\zsaveposx{mmsty-#1-b}
\tmpnum=\numexpr
\zposx{mmsty-#1-b} - \zposx{mmsty-#1-a}
\relax
\ifcase\tmpnum\or\kern-1sp \or\kern-2sp \or\kern-3sp \or\kern-4sp \fi}
\protected\def\mstycase
{\ifcase\tmpnum\expandafter\gobblefour\or\expandafter\usefourth\or
\expandafter\usethird\or\expandafter\usesecond\or
\expandafter\usefirst\else\expandafter\gobblefour\fi}
\protected\def\mathcase{\getmsty\mstycase}

\long\def\gobblefour#1#2#3#4{}
\long\def\usefourth#1#2#3#4{#4}
\long\def\usethird#1#2#3#4{#3}
\long\def\usesecond#1#2#3#4{#2}
\long\def\usefirst#1#2#3#4{#1}

\def\tmpa{If this prints it means it doesn't work}
\newcommand*\foo
{\mathcase % compare with \mathchoice
{\def\tmpa{displaystyle}}
{\def\tmpa{textstyle}}
{\def\tmpa{scriptstyle}}
{\def\tmpa{scriptscriptstyle}}
\text\tmpa}

\let\savedstyle\displaystyle

\def\thisstyle#1{\begingroup\mathcase{\let\savedstyle\displaystyle}{\let\savedstyle\textstyle}{\let\savedstyle\scriptstyle}{\let\savedstyle\scriptscriptstyle}#1\endgroup}

\begin{document}

$\sum \scriptstyle \sum \thisstyle{% \fbox{$$\sum \savedstyle \sum \thisstyle{% \fbox{\( \sum \savedstyle \sum \thisstyle{% \fbox{\( \sum \savedstyle \sum$$}% }\)}% }\)}% }$

\end{document}


Looking at the PDF in TeXworks viewer while compiling it, we see:

After the first pass:

After the second pass:

After the third pass:

After the fourth pass:

So, the solution trades off the number of passes to improve the speed of each pass. (Though it would be good if it also warned you when the document is not yet stable.) While not a perfect solution, I'm convinced that this is just about the best alternative that is possible, given the nature of TeX (and TeX itself is unlikely to change in this aspect in the foreseeable future).

There is also the mathstyle package (see discussion here), which works around \mathchoice by tapping into all of the math mode delimiters (but not \( apparently!), and injecting some logic to keep track of what the current math style is going to be, out of band with TeX. But, as pointed out in Aditya's comment here, there are cases where it fails to predict TeX's behaviour. For example, with the use of \over, \atop TeX primitives. (The comment is 5 years old though. Maybe it had become better in the meantime?)

So the best answer is to reduce the number of \mathchoice levels of nesting (note that a \mathchoice is contained in \ThisStyle, \text, \mathpalette, etc.) where possible (e.g. I removed a few redundant \TextStyles in the precursor question), or if you can infer the math style using common sense reasoning, you could redefine \mathchoice locally to short-circuit it.

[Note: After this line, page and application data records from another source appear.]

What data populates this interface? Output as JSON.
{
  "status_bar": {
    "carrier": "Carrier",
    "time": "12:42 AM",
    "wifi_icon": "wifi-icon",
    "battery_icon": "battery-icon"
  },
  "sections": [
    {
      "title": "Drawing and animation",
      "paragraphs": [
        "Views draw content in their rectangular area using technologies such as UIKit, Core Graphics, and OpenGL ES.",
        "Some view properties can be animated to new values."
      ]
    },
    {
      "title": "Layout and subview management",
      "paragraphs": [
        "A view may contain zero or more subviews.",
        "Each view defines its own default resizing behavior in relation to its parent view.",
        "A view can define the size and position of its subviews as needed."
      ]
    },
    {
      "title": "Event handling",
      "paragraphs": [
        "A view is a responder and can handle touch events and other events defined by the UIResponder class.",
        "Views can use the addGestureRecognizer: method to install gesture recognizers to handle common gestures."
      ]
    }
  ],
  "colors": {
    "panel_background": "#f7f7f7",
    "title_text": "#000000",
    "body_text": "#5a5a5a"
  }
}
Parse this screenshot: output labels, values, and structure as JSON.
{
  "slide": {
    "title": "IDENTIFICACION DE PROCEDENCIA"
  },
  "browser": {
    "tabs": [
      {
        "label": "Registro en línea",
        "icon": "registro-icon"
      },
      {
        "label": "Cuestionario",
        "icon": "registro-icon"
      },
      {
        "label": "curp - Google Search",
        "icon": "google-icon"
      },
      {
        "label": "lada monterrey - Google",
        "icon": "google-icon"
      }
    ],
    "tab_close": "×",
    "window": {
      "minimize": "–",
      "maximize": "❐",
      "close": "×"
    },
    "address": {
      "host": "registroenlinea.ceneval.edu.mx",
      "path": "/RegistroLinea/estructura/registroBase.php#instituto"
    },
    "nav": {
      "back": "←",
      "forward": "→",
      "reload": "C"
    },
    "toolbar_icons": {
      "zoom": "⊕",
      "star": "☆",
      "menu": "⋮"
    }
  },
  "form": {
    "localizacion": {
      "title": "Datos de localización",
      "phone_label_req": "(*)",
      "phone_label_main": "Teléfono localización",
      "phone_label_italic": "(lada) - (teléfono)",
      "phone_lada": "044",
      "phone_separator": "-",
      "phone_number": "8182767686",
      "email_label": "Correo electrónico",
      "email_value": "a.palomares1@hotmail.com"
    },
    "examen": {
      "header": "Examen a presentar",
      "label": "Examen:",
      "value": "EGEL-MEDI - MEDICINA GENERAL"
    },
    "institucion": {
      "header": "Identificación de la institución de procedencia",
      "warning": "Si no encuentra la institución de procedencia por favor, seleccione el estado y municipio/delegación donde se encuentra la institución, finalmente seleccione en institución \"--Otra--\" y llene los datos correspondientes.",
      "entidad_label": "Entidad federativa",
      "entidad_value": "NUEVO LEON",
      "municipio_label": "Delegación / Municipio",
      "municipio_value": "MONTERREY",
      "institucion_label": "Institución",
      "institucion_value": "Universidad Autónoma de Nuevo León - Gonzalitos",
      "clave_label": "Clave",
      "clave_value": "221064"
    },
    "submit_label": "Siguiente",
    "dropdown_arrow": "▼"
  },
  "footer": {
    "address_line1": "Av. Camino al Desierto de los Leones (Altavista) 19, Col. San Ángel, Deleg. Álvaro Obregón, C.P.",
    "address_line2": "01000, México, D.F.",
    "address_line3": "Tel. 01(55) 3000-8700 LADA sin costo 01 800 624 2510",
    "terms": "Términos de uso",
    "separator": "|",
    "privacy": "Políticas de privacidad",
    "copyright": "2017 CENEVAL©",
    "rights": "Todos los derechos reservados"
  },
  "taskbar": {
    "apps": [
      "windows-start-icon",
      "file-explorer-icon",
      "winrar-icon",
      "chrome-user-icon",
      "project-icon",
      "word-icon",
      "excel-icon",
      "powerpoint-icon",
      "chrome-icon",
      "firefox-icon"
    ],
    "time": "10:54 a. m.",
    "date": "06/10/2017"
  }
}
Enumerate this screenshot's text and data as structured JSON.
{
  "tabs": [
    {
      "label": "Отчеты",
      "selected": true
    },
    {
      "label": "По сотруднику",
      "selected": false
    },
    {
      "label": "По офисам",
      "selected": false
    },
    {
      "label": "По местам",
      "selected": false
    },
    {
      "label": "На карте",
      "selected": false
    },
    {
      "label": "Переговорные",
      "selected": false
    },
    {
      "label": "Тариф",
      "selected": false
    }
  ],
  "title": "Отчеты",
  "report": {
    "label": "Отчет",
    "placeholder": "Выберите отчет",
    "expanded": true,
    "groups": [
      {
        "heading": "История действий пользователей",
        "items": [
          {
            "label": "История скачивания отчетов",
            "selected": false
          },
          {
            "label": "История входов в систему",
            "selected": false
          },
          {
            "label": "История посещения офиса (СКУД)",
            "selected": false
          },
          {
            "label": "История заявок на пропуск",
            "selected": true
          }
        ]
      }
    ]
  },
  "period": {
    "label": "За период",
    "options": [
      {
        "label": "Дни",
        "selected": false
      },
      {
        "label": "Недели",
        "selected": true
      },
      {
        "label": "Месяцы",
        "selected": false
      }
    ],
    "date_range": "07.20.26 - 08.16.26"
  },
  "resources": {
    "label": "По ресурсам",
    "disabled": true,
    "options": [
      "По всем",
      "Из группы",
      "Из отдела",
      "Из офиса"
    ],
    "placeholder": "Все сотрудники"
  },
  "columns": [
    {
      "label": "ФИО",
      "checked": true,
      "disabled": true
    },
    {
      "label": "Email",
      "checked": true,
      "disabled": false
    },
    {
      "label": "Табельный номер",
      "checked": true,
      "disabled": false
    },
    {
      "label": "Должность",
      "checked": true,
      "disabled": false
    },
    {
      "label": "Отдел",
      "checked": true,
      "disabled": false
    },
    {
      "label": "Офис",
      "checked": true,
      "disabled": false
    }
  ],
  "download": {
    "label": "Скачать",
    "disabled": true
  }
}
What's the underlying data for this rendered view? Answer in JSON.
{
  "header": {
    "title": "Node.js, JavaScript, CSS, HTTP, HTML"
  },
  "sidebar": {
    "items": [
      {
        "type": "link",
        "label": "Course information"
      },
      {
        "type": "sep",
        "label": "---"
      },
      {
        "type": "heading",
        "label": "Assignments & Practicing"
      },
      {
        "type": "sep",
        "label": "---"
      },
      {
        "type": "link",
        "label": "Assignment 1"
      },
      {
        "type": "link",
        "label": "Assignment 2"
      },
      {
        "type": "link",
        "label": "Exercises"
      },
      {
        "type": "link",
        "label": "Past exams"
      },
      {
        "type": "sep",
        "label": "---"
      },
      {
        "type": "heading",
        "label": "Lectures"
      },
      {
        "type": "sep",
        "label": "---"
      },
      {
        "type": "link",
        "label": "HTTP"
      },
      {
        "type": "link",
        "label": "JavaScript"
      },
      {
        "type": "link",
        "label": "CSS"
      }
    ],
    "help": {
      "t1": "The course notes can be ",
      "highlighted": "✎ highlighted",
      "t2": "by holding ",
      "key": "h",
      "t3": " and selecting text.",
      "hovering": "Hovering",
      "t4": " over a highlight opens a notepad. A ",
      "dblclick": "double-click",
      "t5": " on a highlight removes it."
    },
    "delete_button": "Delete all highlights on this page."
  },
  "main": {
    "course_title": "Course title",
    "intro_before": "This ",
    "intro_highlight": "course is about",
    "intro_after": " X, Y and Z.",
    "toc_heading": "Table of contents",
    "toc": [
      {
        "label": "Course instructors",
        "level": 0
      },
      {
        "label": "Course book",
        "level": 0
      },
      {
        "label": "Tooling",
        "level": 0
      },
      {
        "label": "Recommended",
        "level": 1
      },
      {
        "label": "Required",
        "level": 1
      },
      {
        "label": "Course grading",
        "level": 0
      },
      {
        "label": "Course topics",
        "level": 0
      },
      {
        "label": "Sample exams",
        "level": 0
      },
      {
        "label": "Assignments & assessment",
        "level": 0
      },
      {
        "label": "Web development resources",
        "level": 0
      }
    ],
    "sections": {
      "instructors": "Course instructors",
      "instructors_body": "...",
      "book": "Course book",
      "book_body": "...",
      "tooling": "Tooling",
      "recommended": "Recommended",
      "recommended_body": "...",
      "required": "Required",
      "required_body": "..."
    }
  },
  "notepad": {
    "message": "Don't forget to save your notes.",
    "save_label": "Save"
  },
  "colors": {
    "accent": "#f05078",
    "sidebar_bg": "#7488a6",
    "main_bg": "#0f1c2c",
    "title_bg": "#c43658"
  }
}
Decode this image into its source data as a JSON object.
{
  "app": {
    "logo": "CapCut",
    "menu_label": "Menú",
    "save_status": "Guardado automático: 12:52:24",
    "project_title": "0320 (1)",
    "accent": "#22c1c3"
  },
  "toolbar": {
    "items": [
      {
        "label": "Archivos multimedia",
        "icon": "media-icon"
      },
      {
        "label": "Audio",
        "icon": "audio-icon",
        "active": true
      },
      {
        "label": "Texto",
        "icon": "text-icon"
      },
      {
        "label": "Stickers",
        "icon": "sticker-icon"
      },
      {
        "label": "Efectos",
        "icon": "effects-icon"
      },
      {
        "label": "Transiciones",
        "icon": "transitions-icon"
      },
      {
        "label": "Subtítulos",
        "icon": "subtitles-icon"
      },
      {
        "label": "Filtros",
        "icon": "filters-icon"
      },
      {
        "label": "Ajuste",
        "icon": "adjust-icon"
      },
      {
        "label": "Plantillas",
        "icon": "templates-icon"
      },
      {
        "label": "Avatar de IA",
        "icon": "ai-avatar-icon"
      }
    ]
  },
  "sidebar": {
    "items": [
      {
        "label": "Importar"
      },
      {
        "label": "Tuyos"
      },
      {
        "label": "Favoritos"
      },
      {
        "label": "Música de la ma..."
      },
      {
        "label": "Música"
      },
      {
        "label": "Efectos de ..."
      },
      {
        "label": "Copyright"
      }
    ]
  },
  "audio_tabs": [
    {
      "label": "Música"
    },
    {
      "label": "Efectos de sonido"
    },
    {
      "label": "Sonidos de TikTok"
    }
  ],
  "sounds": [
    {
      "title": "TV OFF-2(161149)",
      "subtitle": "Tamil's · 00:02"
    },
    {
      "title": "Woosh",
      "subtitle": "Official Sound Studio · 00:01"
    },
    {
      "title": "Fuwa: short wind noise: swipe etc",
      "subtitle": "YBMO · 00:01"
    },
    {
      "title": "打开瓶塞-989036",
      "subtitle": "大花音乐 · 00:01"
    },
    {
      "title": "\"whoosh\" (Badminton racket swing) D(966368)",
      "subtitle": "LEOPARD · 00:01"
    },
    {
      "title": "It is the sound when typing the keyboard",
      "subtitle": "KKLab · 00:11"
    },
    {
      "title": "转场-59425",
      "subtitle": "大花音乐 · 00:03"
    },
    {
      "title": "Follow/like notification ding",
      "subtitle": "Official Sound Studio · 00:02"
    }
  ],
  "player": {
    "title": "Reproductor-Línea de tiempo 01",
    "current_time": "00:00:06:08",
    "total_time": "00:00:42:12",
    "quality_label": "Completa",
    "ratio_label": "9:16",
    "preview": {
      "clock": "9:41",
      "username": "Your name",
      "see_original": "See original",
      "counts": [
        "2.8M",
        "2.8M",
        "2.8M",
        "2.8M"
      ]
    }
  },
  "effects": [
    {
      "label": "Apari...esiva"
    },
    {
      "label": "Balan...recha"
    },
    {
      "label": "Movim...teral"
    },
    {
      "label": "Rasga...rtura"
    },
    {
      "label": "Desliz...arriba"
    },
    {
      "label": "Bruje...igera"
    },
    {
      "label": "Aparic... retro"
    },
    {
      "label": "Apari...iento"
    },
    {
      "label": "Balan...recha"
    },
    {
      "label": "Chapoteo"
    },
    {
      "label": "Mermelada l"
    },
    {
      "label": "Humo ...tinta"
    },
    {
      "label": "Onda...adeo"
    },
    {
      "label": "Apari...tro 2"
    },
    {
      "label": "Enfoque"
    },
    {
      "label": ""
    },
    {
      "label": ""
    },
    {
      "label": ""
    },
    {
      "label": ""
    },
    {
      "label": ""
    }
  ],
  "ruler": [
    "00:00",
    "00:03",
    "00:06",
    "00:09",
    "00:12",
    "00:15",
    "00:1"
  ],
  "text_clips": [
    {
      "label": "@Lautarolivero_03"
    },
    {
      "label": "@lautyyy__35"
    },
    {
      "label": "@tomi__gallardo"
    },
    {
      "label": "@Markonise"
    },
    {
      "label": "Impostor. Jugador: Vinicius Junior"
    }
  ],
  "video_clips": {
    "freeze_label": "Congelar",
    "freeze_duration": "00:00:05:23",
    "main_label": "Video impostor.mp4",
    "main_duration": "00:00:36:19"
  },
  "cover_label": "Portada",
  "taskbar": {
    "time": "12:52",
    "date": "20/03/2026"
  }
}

All in all, it's a surprising outcome. This is the first time that I wanted to do something with LaTeX and it turned out to be impractical. Also, while trying to hack around \mathchoice, I've met all the horrors of macro languages, where you never quite know what's going to expand in what order. (Just take a look at the "classical" way being \expandafter\expandafter\expandafter\expandafter\expandafter... in this solution, and you know something's wrong.) Finally, for software from the seventies, the semantics of \mathchoice seem somewhat inefficient, even if its intended purpose is just to typeset a single custom symbol...